Given data.

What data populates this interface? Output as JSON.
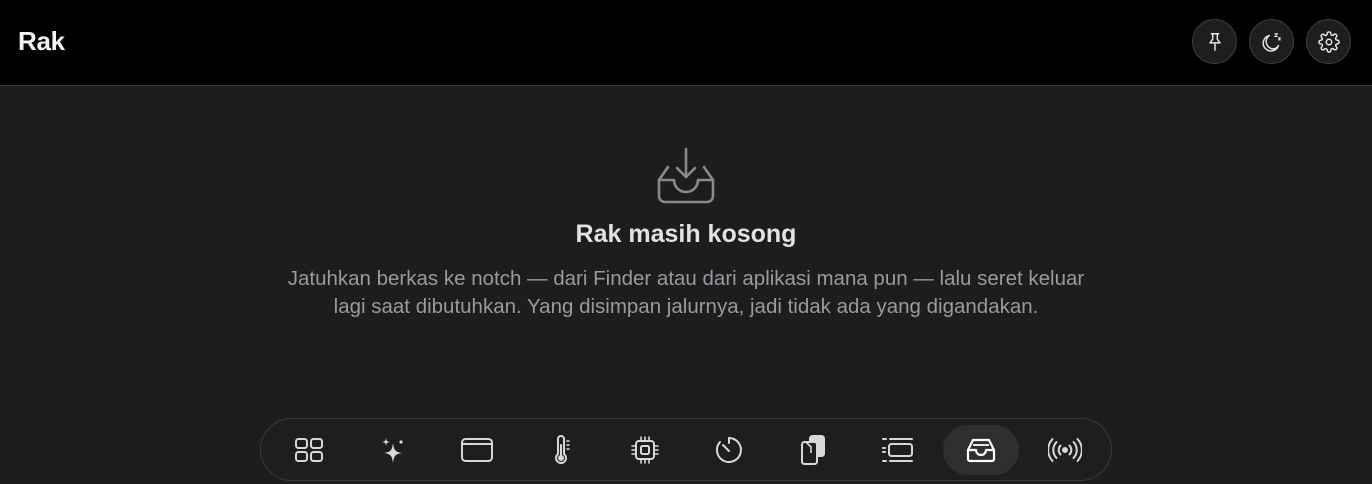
{
  "header": {
    "title": "Rak",
    "buttons": [
      {
        "icon": "pin-icon"
      },
      {
        "icon": "moon-sleep-icon"
      },
      {
        "icon": "gear-icon"
      }
    ]
  },
  "empty_state": {
    "icon": "tray-download-icon",
    "title": "Rak masih kosong",
    "body": "Jatuhkan berkas ke notch — dari Finder atau dari aplikasi mana pun — lalu seret keluar lagi saat dibutuhkan. Yang disimpan jalurnya, jadi tidak ada yang digandakan."
  },
  "dock": {
    "active_index": 8,
    "items": [
      {
        "icon": "grid-icon"
      },
      {
        "icon": "sparkles-icon"
      },
      {
        "icon": "window-icon"
      },
      {
        "icon": "thermometer-icon"
      },
      {
        "icon": "cpu-chip-icon"
      },
      {
        "icon": "timer-icon"
      },
      {
        "icon": "clipboard-icon"
      },
      {
        "icon": "list-panel-icon"
      },
      {
        "icon": "tray-icon"
      },
      {
        "icon": "broadcast-icon"
      }
    ]
  },
  "colors": {
    "header_bg": "#000000",
    "main_bg": "#1d1d1f",
    "text_primary": "#e2e2e2",
    "text_secondary": "#9a9a9e"
  }
}
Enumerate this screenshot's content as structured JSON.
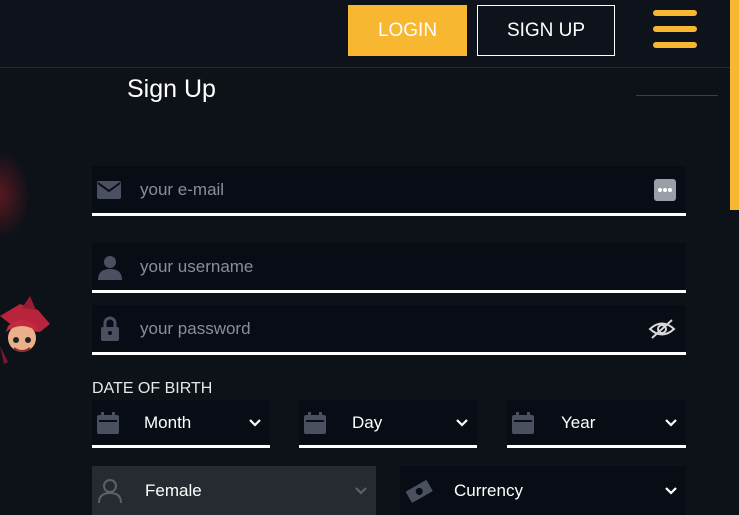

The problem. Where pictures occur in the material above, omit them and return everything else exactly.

Answer to the exercise.
What data populates this interface? Output as JSON.
{
  "header": {
    "title": "Rak",
    "buttons": [
      {
        "icon": "pin-icon"
      },
      {
        "icon": "moon-sleep-icon"
      },
      {
        "icon": "gear-icon"
      }
    ]
  },
  "empty_state": {
    "icon": "tray-download-icon",
    "title": "Rak masih kosong",
    "body": "Jatuhkan berkas ke notch — dari Finder atau dari aplikasi mana pun — lalu seret keluar lagi saat dibutuhkan. Yang disimpan jalurnya, jadi tidak ada yang digandakan."
  },
  "dock": {
    "active_index": 8,
    "items": [
      {
        "icon": "grid-icon"
      },
      {
        "icon": "sparkles-icon"
      },
      {
        "icon": "window-icon"
      },
      {
        "icon": "thermometer-icon"
      },
      {
        "icon": "cpu-chip-icon"
      },
      {
        "icon": "timer-icon"
      },
      {
        "icon": "clipboard-icon"
      },
      {
        "icon": "list-panel-icon"
      },
      {
        "icon": "tray-icon"
      },
      {
        "icon": "broadcast-icon"
      }
    ]
  },
  "colors": {
    "header_bg": "#000000",
    "main_bg": "#1d1d1f",
    "text_primary": "#e2e2e2",
    "text_secondary": "#9a9a9e"
  }
}
Enumerate this screenshot's content as structured JSON.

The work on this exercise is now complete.